Thursday, December 2, 2010
Korean Corn Tea (Oksusu-cha)
This blog is called "Japanese Snack Reviews", but it's my blog and I'll cover non-Japanese products on a very infrequent basis if I want to. Also, I'm guessing this is the sort of thing that anyone can pick up in a Korean or Asian grocery store and may be of interest to at least a few of my readers. To make a tenuous connection to Japan though, I will say that, if it weren't for one of my students, I would never have sampled this tea so living here is responsible for this review both in terms of my discovering the existence of corn tea and my having ready access to it (as there is a tiny little Korean goods shop not a minute from my apartment).
The student who told me about this said that she bought it because corn tea is supposed to be good for your skin and overall beauty. I did some research and corn tea is loaded with Vitamin E. It's also supposed to be good for digestion, high blood pressure, and to help those with diabetes for reasons I am unaware of. Only at the end of one article about corn tea and my second big cup of this tea did I learn that strongly brewed corn tea is supposed to be a potent and expedient laxative. I'll get back to you on that particular effect by the end of this review should it prove to be valid.
The import shop I bought this at sold this box of 15 bags for 230 yen ($2.76). At first, I thought this was a tad on the expensive side, but the truth is that I pay similar prices for about 10 bags of flavored teas made by Lipton such as maple, caramel, or mint tea. Lipton, incidentally, is considered more of a "premium brand" (especially the "yellow label" variety) in Japan than it is back home, where I consider it the dusty sweepings off of the tea leaf processing floor.
I only realized after getting the box home and turning it over that this isn't a box with 15 tea bags for 15 cups of tea, but that each bag prepared 2 liters of tea. This makes this much better value, but presents a bit of a pickle for the likes of me. I live with a devout non-tea drinker and putting away two liters by myself is going to take at least 3 days, if not longer. Also, I have no room in my small Japanese refrigerator for lots of drinks of any sort. Finally, I don't even have a 2 liter-size vessel to make the tea in!
Since necessity is the mother of invention, I improvised and made the tea in a pot and then poured it into two 1 liter decanters (which I couldn't fit in my fridge, but never mind). The leaves smell of roasted grain and the prepared tea smells a lot like popcorn. In its default state, it has a hint of Japanese barley tea (mugi-cha) as well as roasted corn flavoring. I think the roasting is what brings on the resemblance to mugi-cha since both oksusu-cha and Japanese barley tea use roasted grains. I didn't take a picture of the brewed tea, but it is a pale gold or deep gold color depending on how long you brew it. It can be drunk either hot or cold (though I marginally preferred it cold).

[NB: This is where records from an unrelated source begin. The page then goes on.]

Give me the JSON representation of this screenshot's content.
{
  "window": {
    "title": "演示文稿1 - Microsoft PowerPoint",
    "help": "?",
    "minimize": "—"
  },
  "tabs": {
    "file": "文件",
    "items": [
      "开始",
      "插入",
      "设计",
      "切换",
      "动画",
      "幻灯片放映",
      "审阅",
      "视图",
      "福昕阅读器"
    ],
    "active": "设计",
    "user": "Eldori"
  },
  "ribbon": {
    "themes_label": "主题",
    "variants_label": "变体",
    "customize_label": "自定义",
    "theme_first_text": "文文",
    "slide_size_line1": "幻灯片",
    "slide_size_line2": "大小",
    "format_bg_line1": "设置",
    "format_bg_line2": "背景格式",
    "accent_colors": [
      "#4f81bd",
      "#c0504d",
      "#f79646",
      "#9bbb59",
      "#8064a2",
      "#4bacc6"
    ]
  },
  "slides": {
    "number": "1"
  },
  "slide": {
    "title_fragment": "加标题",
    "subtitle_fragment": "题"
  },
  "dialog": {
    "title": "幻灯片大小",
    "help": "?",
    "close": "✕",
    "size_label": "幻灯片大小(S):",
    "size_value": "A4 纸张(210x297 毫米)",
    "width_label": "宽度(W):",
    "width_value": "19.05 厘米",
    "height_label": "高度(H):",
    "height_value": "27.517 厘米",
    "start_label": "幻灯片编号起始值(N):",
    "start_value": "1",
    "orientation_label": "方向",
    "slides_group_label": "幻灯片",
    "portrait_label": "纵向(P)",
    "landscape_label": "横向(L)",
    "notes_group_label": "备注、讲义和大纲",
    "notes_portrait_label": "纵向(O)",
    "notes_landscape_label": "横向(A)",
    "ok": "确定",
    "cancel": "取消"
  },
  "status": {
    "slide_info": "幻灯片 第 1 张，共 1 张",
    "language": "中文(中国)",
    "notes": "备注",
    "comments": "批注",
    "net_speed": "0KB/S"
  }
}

Plain, this is good, but with a little sweetener or sugar added, I would upgrade it to "great". It is tea, however, and one mustn't expect it to blow ones socks off, but the flavor is really very pleasant and carries a good deal of the essence of roasted corn. I'd definitely buy it again if I could get individual teabags rather than these monster 2-liter-making bags which force me to drink a lot and store a lot. If my refrigerator were less puny (and if I had a 2-liter container), I wouldn't even hesitate to buy these monster size teabags again. And that fast-acting laxative thing? It doesn't seem to be the least bit true, fortunately.